As if the news weren't bad enough for the city of Pittsburgh, revenues appear to have taken an unexpected plunge in 2003, according to initial tallies from the city controller's office. A spreadsheet of city collections shows that it took in about $347 million in taxes, fees, fines and aid last year, down from $353 million in 2002. Last year's take is $10 million less than the city had budgeted for, even when you don't count the $29 million in revenue Mayor Tom Murphy sought from new taxes that were never approved by the state.
Coming in way under budget, according to the unaudited spreadsheets, were the earned income tax ($3 million short); property taxes from current and prior years ($2.5 million short); the city's share of the countywide 1 percent sales tax ($1.9 million short); parking taxes ($1.9 million short); state aid ($1.7 million short); and interest on bank balances ($900,000 short). "It's just the way the economy has been," says city Treasurer Rich Fees. "It's still struggling."
Even the few areas in which the city had unexpected windfalls are a little depressing. It collected $1.1 million more than budgeted from Emergency Medical Services billings, and $700,000 more in deed transfer taxes -- revenue from people getting hurt, and people selling out.

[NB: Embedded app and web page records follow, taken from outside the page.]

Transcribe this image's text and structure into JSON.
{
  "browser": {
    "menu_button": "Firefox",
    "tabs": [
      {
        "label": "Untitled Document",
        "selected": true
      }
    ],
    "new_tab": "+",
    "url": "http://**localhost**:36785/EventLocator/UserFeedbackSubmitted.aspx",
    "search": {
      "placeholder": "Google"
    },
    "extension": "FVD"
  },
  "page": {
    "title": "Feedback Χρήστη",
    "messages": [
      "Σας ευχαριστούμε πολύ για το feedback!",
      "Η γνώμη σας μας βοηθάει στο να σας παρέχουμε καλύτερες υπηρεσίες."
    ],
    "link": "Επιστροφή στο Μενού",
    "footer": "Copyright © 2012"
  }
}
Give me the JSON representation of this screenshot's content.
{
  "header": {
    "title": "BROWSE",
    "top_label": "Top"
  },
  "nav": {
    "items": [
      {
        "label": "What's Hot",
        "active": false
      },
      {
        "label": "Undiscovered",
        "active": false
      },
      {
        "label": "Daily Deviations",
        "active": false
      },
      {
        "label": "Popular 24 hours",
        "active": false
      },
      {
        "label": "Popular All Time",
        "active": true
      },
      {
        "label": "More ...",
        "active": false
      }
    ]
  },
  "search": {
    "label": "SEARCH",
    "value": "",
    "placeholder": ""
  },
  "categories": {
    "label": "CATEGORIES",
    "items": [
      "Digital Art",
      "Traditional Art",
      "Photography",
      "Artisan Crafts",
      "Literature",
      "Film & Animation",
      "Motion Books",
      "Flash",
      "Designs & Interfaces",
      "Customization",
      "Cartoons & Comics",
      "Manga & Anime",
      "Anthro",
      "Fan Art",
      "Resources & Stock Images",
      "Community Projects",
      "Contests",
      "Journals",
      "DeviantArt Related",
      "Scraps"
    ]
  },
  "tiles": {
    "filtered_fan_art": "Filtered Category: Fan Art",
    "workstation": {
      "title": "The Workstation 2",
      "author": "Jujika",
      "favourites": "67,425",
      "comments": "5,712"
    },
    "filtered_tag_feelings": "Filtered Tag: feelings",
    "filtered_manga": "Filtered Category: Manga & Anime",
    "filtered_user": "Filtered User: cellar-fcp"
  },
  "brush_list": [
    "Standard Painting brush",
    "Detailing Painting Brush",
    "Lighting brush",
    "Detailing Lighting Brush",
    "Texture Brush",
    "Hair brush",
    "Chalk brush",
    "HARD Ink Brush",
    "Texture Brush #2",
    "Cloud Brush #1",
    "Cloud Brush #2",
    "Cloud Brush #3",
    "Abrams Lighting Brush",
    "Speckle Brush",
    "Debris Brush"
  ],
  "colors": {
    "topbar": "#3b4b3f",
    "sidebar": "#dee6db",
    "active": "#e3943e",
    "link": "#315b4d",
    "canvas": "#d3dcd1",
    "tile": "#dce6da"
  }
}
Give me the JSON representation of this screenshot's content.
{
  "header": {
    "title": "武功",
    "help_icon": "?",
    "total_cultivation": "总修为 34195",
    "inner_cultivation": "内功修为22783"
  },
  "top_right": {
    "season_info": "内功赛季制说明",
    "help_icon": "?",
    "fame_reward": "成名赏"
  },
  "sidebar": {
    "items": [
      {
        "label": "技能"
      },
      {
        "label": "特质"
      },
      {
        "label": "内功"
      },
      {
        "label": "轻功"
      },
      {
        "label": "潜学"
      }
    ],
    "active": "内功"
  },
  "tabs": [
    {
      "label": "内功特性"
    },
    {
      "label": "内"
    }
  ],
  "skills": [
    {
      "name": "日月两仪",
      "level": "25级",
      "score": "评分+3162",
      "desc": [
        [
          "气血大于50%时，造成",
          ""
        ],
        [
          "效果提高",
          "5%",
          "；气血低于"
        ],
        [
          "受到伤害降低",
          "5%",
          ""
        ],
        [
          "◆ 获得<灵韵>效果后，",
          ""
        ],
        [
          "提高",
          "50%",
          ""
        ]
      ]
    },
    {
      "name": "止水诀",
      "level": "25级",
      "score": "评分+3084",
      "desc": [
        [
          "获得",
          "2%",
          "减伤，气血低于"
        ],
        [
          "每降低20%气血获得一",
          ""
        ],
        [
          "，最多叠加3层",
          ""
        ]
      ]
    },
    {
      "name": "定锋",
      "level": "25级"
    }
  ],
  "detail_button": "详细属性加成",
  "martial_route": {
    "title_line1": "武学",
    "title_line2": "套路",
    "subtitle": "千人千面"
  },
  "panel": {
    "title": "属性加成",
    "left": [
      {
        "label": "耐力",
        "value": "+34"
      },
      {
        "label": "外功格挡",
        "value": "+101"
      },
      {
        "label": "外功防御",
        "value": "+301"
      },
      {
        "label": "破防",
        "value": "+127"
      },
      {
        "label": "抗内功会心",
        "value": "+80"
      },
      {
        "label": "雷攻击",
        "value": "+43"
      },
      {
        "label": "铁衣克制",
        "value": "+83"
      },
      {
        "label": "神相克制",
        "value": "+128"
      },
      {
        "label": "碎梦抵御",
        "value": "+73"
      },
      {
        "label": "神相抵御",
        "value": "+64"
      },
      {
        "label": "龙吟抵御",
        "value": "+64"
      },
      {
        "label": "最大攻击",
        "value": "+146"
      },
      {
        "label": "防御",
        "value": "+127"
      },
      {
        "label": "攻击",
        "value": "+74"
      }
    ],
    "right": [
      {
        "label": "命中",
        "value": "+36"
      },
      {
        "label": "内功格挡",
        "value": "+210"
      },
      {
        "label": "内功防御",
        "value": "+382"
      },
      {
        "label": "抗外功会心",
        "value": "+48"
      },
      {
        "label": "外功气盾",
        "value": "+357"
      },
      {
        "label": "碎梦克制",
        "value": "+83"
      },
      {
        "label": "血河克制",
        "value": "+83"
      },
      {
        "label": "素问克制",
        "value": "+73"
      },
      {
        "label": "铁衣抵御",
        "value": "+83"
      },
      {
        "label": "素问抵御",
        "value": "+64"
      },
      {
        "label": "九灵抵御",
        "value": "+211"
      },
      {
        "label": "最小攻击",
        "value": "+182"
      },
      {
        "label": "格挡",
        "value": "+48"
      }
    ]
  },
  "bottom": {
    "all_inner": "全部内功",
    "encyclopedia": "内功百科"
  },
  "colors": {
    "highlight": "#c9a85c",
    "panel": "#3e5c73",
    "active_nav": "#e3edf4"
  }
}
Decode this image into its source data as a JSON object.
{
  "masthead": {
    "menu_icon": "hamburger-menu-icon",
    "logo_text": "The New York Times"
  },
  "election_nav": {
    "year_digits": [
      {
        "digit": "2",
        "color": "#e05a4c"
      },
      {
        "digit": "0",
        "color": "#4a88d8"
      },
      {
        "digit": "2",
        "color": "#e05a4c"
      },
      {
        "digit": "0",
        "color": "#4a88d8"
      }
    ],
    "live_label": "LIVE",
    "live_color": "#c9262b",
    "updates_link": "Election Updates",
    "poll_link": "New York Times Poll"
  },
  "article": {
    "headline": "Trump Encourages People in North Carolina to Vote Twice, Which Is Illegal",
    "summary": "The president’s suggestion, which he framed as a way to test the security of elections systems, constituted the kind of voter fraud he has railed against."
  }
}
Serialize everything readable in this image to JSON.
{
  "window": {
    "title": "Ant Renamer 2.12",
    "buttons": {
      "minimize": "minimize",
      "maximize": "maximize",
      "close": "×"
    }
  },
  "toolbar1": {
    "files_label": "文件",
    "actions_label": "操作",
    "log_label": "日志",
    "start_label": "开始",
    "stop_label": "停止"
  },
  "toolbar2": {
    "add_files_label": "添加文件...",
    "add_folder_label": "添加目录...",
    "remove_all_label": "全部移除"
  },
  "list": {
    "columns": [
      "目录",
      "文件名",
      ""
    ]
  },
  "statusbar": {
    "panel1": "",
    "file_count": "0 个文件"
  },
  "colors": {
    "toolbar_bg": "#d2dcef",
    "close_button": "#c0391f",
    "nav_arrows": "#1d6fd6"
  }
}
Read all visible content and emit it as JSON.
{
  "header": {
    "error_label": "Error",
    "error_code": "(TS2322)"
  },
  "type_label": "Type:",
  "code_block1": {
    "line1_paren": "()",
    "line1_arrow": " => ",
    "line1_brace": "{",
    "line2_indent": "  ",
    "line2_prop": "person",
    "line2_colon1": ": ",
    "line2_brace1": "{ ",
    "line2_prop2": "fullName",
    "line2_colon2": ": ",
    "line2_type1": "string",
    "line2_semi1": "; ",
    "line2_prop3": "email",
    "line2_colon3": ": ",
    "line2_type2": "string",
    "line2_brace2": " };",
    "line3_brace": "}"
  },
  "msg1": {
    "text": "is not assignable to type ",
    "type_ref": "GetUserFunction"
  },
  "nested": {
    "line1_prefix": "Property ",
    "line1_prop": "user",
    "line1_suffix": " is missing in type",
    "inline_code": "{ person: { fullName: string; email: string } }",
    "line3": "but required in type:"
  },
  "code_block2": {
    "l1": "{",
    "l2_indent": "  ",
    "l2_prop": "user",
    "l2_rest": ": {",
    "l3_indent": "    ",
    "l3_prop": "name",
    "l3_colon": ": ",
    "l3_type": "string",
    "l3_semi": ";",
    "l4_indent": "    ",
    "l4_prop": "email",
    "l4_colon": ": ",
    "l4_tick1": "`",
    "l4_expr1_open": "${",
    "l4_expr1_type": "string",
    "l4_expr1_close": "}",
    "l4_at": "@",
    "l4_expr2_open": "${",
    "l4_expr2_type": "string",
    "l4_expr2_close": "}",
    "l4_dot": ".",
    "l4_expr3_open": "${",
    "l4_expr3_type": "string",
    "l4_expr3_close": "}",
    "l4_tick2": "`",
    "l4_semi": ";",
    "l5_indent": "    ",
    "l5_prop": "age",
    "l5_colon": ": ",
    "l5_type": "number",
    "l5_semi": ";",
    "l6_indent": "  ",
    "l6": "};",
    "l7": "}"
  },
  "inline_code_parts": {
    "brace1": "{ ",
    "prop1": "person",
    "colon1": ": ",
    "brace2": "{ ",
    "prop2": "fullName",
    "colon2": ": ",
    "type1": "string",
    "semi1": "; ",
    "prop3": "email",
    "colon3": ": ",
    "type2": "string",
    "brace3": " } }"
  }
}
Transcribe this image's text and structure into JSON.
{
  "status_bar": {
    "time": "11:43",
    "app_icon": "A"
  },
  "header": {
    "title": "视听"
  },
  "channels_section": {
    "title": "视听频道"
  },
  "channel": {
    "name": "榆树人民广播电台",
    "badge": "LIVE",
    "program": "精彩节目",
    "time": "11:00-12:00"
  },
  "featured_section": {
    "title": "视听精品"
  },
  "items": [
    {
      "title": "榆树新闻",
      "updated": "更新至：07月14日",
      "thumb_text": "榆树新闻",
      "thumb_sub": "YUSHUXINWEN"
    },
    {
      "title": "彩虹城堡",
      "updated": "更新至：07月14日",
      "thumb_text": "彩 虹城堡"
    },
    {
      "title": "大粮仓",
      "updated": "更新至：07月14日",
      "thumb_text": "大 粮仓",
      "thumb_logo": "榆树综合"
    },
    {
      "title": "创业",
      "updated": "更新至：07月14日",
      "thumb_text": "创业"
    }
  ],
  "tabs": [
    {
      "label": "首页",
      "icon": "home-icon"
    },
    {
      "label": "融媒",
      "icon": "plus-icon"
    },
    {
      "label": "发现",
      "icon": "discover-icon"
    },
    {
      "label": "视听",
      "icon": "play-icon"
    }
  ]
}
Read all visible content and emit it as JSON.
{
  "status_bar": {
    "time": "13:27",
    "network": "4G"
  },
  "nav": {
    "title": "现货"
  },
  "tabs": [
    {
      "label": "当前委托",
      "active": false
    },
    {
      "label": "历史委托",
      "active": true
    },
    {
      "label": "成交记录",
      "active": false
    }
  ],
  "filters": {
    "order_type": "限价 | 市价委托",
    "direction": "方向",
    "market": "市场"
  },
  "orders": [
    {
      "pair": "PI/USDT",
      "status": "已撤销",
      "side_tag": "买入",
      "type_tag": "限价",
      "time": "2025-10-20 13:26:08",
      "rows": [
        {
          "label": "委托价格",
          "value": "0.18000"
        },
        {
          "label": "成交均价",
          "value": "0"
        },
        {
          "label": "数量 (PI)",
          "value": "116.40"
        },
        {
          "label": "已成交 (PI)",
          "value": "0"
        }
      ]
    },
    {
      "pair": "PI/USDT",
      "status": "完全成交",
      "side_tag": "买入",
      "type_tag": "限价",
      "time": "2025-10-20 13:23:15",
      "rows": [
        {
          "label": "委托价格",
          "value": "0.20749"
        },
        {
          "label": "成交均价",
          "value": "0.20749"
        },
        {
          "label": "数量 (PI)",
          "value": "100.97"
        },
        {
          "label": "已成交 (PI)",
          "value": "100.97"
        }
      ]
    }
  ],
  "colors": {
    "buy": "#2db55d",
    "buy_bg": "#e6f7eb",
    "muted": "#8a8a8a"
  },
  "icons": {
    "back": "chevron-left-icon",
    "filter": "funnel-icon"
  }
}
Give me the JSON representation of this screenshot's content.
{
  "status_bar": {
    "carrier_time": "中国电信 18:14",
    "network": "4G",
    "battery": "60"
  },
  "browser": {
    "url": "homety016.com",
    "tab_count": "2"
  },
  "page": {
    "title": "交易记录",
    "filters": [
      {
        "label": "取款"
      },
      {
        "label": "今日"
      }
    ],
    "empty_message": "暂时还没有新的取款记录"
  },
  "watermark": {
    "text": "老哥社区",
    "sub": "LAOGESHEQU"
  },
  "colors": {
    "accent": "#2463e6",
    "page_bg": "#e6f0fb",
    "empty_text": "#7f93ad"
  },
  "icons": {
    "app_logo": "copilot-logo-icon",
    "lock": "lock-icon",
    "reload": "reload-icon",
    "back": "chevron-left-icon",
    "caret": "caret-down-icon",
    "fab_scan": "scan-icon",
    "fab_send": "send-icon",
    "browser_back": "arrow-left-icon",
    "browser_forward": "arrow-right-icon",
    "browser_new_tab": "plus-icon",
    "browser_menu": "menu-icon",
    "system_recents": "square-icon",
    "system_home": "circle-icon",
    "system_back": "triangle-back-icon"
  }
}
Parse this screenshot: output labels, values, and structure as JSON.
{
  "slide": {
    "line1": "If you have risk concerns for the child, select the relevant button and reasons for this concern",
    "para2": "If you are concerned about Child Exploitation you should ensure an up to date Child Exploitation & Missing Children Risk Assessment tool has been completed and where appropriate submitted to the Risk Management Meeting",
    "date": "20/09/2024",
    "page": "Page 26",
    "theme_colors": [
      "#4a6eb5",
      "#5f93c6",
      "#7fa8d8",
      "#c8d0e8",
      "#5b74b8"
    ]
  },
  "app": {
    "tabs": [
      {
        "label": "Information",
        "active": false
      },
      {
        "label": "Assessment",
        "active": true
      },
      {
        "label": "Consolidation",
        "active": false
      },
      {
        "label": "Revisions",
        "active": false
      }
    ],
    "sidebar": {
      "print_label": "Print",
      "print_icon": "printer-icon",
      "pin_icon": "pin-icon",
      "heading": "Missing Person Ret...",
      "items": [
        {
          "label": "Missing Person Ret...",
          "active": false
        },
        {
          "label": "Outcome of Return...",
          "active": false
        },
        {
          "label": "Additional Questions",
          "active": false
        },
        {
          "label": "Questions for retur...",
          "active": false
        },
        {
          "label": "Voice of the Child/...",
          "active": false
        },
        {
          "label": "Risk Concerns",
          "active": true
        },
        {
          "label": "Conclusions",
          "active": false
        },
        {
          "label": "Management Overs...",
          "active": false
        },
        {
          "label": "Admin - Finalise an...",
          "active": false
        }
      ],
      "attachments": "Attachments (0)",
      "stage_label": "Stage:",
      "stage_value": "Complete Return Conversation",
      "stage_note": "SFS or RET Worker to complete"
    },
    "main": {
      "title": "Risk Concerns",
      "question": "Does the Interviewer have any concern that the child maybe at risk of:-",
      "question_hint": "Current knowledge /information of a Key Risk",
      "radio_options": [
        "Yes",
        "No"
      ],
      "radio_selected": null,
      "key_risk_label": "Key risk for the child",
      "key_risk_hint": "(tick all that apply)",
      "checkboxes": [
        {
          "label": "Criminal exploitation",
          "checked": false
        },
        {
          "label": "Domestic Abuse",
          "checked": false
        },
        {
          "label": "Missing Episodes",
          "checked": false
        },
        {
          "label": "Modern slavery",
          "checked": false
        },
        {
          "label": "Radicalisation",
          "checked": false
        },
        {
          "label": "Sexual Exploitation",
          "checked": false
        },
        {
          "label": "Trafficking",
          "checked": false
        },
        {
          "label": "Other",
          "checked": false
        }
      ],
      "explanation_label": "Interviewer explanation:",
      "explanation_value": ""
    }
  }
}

Fees notes that Pittsburgh's economic swings tend to trail the nation's by about six months, so the city's economic recovery may be just around the corner. It had better be; the 2004 budget, even after spending cuts, calls for $390 million in revenues, and efforts to bridge the yawning gap are just beginning. (See Political Footballs, p. 17.)